*** RECORDS TO USE
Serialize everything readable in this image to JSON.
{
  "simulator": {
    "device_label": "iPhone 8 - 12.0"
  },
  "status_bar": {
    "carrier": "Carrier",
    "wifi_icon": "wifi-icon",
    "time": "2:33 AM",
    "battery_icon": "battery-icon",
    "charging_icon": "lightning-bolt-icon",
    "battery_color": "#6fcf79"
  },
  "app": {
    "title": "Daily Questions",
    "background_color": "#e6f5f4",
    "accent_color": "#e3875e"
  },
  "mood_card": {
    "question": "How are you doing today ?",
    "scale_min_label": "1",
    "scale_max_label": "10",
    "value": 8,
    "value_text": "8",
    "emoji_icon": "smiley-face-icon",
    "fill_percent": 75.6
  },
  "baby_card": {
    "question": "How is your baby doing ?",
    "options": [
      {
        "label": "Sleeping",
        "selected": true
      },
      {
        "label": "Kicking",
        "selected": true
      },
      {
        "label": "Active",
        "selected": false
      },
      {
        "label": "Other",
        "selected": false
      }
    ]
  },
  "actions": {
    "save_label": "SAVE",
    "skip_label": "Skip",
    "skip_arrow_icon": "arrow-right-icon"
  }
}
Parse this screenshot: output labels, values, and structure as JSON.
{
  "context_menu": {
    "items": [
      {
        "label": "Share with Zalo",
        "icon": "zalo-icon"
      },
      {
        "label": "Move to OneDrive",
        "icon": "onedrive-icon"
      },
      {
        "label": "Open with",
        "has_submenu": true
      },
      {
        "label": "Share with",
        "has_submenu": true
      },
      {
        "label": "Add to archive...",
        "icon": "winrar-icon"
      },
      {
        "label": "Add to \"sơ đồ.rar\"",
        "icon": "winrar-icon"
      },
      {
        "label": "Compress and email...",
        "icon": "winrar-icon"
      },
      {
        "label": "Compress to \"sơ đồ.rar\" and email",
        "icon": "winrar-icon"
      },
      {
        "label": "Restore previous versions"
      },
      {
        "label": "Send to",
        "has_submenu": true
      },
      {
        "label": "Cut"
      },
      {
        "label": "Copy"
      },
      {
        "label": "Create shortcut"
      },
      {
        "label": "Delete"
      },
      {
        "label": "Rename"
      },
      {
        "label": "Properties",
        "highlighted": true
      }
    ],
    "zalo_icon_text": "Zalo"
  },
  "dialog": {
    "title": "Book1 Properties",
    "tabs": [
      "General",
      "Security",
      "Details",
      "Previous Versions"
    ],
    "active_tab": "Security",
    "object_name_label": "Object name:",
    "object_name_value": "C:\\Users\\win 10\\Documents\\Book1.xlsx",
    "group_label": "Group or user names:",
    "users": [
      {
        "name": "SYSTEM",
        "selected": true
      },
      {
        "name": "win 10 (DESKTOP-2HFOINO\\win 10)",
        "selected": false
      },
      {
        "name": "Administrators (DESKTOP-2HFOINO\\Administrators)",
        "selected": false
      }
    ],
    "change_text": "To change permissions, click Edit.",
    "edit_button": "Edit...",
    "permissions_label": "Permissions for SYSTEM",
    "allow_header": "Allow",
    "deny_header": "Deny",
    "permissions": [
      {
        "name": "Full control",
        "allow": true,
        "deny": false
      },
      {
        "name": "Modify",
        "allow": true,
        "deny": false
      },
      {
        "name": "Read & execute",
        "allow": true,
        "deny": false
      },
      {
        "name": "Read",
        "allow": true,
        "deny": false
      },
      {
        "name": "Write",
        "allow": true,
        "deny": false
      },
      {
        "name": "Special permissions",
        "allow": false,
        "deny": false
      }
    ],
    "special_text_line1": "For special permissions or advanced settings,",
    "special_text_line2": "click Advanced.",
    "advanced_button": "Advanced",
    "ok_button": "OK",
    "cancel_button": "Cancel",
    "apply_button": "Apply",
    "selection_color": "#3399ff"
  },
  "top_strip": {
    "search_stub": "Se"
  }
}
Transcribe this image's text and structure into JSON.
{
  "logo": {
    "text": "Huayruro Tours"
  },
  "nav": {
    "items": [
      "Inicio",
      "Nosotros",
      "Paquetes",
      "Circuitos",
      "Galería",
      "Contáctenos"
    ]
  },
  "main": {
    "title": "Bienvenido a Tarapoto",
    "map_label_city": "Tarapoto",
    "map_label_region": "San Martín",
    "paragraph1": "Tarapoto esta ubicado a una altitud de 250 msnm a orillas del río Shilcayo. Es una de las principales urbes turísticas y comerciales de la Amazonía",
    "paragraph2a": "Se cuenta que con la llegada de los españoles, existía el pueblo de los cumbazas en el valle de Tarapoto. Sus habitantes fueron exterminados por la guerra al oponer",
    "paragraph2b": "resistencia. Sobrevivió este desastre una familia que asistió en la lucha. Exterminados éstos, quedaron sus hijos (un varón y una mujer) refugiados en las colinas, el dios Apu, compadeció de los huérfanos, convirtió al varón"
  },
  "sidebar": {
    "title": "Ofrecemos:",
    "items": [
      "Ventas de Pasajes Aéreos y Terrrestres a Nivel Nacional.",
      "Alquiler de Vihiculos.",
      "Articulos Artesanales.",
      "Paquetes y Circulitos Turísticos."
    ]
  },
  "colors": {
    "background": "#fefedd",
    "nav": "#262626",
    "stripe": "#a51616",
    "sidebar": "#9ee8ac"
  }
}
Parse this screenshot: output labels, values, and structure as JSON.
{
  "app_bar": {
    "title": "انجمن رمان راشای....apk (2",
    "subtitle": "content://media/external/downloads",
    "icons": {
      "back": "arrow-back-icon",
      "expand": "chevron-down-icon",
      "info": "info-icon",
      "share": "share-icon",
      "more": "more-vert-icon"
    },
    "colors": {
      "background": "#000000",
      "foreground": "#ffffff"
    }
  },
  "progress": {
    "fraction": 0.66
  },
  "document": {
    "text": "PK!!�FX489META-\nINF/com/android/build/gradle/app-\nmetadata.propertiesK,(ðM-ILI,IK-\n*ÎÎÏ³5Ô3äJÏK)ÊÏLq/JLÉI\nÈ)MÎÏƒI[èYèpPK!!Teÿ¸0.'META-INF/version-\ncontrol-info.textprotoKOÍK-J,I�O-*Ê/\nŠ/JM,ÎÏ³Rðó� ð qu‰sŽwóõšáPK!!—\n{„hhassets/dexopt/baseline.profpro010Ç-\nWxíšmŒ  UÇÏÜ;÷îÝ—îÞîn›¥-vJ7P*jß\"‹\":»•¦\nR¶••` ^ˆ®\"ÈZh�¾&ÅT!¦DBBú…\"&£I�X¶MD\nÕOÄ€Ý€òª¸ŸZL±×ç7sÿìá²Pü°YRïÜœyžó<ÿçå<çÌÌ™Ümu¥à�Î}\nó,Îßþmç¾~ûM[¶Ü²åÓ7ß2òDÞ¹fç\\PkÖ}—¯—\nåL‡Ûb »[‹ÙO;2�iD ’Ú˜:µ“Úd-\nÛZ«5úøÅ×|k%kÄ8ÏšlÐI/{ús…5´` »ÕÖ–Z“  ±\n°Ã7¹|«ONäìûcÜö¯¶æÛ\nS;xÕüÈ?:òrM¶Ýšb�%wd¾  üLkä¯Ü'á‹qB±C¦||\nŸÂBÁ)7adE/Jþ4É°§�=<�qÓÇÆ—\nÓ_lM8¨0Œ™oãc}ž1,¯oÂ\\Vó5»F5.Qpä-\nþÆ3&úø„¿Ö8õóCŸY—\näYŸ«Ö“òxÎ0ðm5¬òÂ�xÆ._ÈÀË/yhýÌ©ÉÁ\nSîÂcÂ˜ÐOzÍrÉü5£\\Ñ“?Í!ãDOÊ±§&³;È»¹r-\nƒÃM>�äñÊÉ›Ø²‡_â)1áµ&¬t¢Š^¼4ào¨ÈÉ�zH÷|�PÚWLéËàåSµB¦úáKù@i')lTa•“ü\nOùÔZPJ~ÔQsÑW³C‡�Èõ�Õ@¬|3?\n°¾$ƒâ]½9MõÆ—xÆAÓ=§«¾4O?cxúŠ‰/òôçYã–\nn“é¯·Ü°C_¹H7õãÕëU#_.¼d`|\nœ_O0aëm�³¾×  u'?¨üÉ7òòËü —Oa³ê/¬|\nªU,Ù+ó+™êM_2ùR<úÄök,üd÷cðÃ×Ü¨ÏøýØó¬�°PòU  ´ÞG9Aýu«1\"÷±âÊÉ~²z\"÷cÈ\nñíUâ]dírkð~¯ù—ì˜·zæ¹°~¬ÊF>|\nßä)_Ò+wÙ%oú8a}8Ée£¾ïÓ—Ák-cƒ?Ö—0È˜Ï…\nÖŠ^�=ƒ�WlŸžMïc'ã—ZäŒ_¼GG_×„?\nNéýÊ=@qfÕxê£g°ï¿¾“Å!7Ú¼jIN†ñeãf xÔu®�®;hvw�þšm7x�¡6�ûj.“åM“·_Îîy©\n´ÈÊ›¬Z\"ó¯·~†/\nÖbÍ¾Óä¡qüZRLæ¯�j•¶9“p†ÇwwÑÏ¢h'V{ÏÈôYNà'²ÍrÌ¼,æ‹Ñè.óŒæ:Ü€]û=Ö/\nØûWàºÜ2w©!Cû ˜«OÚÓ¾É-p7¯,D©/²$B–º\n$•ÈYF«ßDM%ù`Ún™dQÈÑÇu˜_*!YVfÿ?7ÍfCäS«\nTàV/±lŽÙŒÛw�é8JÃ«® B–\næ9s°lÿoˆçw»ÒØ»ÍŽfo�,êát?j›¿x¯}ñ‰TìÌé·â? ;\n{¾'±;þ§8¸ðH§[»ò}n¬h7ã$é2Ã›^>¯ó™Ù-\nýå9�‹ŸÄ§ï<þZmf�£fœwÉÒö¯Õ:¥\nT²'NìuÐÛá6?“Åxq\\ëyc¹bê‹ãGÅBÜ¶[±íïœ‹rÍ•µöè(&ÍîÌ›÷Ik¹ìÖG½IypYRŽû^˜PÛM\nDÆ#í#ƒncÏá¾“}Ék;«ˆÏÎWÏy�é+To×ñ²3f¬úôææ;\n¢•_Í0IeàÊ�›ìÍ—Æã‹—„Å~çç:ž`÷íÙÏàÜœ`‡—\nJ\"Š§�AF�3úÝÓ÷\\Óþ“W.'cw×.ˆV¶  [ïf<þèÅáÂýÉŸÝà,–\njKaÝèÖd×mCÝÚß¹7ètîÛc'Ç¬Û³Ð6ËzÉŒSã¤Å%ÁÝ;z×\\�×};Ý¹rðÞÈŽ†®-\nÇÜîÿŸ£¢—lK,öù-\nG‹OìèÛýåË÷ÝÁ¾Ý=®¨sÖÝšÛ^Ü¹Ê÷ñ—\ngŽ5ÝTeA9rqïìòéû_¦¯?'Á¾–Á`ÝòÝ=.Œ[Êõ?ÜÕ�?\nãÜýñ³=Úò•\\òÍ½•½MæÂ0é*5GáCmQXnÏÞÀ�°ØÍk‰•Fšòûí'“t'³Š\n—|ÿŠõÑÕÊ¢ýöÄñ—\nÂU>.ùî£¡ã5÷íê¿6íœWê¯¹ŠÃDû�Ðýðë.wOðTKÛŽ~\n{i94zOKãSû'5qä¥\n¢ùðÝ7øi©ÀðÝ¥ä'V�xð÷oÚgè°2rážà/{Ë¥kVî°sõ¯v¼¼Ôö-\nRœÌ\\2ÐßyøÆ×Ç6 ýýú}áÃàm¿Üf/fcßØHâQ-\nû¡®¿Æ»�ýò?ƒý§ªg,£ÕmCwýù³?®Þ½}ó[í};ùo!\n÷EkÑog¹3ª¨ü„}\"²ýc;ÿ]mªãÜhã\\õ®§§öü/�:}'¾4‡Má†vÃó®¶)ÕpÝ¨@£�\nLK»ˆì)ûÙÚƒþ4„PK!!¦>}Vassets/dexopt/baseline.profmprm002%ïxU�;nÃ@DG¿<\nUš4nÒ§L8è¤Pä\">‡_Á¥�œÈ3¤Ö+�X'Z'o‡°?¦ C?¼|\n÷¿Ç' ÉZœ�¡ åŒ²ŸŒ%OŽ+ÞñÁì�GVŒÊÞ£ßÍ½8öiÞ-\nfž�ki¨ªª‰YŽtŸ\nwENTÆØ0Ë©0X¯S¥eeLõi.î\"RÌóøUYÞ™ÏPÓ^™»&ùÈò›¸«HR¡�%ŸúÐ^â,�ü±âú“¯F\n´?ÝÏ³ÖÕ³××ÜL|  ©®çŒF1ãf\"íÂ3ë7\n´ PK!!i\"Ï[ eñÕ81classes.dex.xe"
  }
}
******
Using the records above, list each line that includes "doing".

> [RESULT]:
    "question": "How are you doing today ?",
    "question": "How is your baby doing ?",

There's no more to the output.